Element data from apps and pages
%%

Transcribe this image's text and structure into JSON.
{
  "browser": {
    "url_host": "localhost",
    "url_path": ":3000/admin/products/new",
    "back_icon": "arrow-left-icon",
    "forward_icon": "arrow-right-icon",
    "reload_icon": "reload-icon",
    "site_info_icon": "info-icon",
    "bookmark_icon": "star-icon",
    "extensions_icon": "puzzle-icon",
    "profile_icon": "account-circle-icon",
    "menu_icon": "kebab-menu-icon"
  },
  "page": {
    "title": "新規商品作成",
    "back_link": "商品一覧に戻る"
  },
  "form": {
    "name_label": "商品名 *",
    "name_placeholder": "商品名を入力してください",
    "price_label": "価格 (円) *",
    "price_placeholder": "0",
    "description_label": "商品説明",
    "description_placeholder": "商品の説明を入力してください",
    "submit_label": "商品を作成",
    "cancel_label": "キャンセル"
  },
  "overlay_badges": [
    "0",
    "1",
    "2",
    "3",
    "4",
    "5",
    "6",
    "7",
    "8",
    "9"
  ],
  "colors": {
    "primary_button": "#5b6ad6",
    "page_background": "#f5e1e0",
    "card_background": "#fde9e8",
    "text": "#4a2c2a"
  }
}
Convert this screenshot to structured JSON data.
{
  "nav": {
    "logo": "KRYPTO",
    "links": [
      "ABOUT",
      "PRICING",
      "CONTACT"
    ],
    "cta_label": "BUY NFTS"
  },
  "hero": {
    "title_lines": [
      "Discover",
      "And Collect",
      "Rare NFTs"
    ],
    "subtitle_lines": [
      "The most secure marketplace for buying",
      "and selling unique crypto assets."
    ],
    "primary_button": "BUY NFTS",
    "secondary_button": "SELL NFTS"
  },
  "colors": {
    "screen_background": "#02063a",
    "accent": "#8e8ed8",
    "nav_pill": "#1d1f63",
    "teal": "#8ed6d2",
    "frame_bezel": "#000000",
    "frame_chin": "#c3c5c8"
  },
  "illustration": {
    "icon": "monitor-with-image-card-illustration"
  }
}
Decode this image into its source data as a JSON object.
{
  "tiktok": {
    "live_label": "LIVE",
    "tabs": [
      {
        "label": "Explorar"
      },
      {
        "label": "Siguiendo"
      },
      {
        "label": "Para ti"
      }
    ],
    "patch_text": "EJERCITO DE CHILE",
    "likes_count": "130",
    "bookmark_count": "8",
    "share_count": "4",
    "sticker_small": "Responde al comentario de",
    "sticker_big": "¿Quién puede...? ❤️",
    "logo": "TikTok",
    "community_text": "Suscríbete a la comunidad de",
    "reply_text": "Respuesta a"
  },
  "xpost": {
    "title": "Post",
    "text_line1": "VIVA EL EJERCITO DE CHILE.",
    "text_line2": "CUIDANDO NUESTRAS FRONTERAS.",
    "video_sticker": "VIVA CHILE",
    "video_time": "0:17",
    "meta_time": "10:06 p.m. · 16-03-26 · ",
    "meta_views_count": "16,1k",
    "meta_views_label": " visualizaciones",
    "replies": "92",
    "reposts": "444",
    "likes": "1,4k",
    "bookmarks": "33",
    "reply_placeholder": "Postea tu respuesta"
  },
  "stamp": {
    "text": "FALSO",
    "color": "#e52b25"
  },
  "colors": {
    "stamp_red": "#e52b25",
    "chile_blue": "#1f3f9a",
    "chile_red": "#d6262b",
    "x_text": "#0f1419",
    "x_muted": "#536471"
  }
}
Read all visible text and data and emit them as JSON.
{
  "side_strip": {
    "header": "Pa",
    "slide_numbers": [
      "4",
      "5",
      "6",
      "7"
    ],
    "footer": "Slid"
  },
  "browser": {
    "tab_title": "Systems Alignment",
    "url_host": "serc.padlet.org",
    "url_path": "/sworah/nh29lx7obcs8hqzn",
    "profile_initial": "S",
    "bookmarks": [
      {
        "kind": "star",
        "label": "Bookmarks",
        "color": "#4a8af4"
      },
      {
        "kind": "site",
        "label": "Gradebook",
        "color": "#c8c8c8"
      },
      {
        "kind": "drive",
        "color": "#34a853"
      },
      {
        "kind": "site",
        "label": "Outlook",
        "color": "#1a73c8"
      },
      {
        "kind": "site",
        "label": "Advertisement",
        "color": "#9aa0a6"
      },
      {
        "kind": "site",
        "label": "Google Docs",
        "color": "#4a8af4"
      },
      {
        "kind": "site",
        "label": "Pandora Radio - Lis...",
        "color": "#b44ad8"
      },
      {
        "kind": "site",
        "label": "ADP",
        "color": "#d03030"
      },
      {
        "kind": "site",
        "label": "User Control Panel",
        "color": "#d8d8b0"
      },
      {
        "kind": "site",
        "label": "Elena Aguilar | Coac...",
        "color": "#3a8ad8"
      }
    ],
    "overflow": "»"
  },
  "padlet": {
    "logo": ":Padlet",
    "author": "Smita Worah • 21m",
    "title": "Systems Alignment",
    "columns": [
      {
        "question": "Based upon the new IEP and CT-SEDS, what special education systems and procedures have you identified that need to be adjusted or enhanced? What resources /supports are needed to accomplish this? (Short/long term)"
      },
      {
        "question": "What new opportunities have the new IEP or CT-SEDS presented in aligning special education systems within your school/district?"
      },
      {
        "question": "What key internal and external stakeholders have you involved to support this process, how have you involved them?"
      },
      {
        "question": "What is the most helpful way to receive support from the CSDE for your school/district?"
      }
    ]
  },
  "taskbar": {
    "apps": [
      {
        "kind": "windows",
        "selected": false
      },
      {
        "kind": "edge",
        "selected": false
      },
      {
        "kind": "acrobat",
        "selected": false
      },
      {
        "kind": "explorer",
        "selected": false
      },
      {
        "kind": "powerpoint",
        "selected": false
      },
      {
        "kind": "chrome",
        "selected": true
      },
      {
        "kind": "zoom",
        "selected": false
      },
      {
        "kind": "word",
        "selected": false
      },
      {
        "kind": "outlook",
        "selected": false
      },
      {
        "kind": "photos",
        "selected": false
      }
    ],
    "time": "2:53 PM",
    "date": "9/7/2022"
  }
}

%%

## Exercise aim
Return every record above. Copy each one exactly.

## Task result
Transcribe this image's text and structure into JSON.
{
  "browser": {
    "url_host": "localhost",
    "url_path": ":3000/admin/products/new",
    "back_icon": "arrow-left-icon",
    "forward_icon": "arrow-right-icon",
    "reload_icon": "reload-icon",
    "site_info_icon": "info-icon",
    "bookmark_icon": "star-icon",
    "extensions_icon": "puzzle-icon",
    "profile_icon": "account-circle-icon",
    "menu_icon": "kebab-menu-icon"
  },
  "page": {
    "title": "新規商品作成",
    "back_link": "商品一覧に戻る"
  },
  "form": {
    "name_label": "商品名 *",
    "name_placeholder": "商品名を入力してください",
    "price_label": "価格 (円) *",
    "price_placeholder": "0",
    "description_label": "商品説明",
    "description_placeholder": "商品の説明を入力してください",
    "submit_label": "商品を作成",
    "cancel_label": "キャンセル"
  },
  "overlay_badges": [
    "0",
    "1",
    "2",
    "3",
    "4",
    "5",
    "6",
    "7",
    "8",
    "9"
  ],
  "colors": {
    "primary_button": "#5b6ad6",
    "page_background": "#f5e1e0",
    "card_background": "#fde9e8",
    "text": "#4a2c2a"
  }
}
Convert this screenshot to structured JSON data.
{
  "nav": {
    "logo": "KRYPTO",
    "links": [
      "ABOUT",
      "PRICING",
      "CONTACT"
    ],
    "cta_label": "BUY NFTS"
  },
  "hero": {
    "title_lines": [
      "Discover",
      "And Collect",
      "Rare NFTs"
    ],
    "subtitle_lines": [
      "The most secure marketplace for buying",
      "and selling unique crypto assets."
    ],
    "primary_button": "BUY NFTS",
    "secondary_button": "SELL NFTS"
  },
  "colors": {
    "screen_background": "#02063a",
    "accent": "#8e8ed8",
    "nav_pill": "#1d1f63",
    "teal": "#8ed6d2",
    "frame_bezel": "#000000",
    "frame_chin": "#c3c5c8"
  },
  "illustration": {
    "icon": "monitor-with-image-card-illustration"
  }
}
Decode this image into its source data as a JSON object.
{
  "tiktok": {
    "live_label": "LIVE",
    "tabs": [
      {
        "label": "Explorar"
      },
      {
        "label": "Siguiendo"
      },
      {
        "label": "Para ti"
      }
    ],
    "patch_text": "EJERCITO DE CHILE",
    "likes_count": "130",
    "bookmark_count": "8",
    "share_count": "4",
    "sticker_small": "Responde al comentario de",
    "sticker_big": "¿Quién puede...? ❤️",
    "logo": "TikTok",
    "community_text": "Suscríbete a la comunidad de",
    "reply_text": "Respuesta a"
  },
  "xpost": {
    "title": "Post",
    "text_line1": "VIVA EL EJERCITO DE CHILE.",
    "text_line2": "CUIDANDO NUESTRAS FRONTERAS.",
    "video_sticker": "VIVA CHILE",
    "video_time": "0:17",
    "meta_time": "10:06 p.m. · 16-03-26 · ",
    "meta_views_count": "16,1k",
    "meta_views_label": " visualizaciones",
    "replies": "92",
    "reposts": "444",
    "likes": "1,4k",
    "bookmarks": "33",
    "reply_placeholder": "Postea tu respuesta"
  },
  "stamp": {
    "text": "FALSO",
    "color": "#e52b25"
  },
  "colors": {
    "stamp_red": "#e52b25",
    "chile_blue": "#1f3f9a",
    "chile_red": "#d6262b",
    "x_text": "#0f1419",
    "x_muted": "#536471"
  }
}
Read all visible text and data and emit them as JSON.
{
  "side_strip": {
    "header": "Pa",
    "slide_numbers": [
      "4",
      "5",
      "6",
      "7"
    ],
    "footer": "Slid"
  },
  "browser": {
    "tab_title": "Systems Alignment",
    "url_host": "serc.padlet.org",
    "url_path": "/sworah/nh29lx7obcs8hqzn",
    "profile_initial": "S",
    "bookmarks": [
      {
        "kind": "star",
        "label": "Bookmarks",
        "color": "#4a8af4"
      },
      {
        "kind": "site",
        "label": "Gradebook",
        "color": "#c8c8c8"
      },
      {
        "kind": "drive",
        "color": "#34a853"
      },
      {
        "kind": "site",
        "label": "Outlook",
        "color": "#1a73c8"
      },
      {
        "kind": "site",
        "label": "Advertisement",
        "color": "#9aa0a6"
      },
      {
        "kind": "site",
        "label": "Google Docs",
        "color": "#4a8af4"
      },
      {
        "kind": "site",
        "label": "Pandora Radio - Lis...",
        "color": "#b44ad8"
      },
      {
        "kind": "site",
        "label": "ADP",
        "color": "#d03030"
      },
      {
        "kind": "site",
        "label": "User Control Panel",
        "color": "#d8d8b0"
      },
      {
        "kind": "site",
        "label": "Elena Aguilar | Coac...",
        "color": "#3a8ad8"
      }
    ],
    "overflow": "»"
  },
  "padlet": {
    "logo": ":Padlet",
    "author": "Smita Worah • 21m",
    "title": "Systems Alignment",
    "columns": [
      {
        "question": "Based upon the new IEP and CT-SEDS, what special education systems and procedures have you identified that need to be adjusted or enhanced? What resources /supports are needed to accomplish this? (Short/long term)"
      },
      {
        "question": "What new opportunities have the new IEP or CT-SEDS presented in aligning special education systems within your school/district?"
      },
      {
        "question": "What key internal and external stakeholders have you involved to support this process, how have you involved them?"
      },
      {
        "question": "What is the most helpful way to receive support from the CSDE for your school/district?"
      }
    ]
  },
  "taskbar": {
    "apps": [
      {
        "kind": "windows",
        "selected": false
      },
      {
        "kind": "edge",
        "selected": false
      },
      {
        "kind": "acrobat",
        "selected": false
      },
      {
        "kind": "explorer",
        "selected": false
      },
      {
        "kind": "powerpoint",
        "selected": false
      },
      {
        "kind": "chrome",
        "selected": true
      },
      {
        "kind": "zoom",
        "selected": false
      },
      {
        "kind": "word",
        "selected": false
      },
      {
        "kind": "outlook",
        "selected": false
      },
      {
        "kind": "photos",
        "selected": false
      }
    ],
    "time": "2:53 PM",
    "date": "9/7/2022"
  }
}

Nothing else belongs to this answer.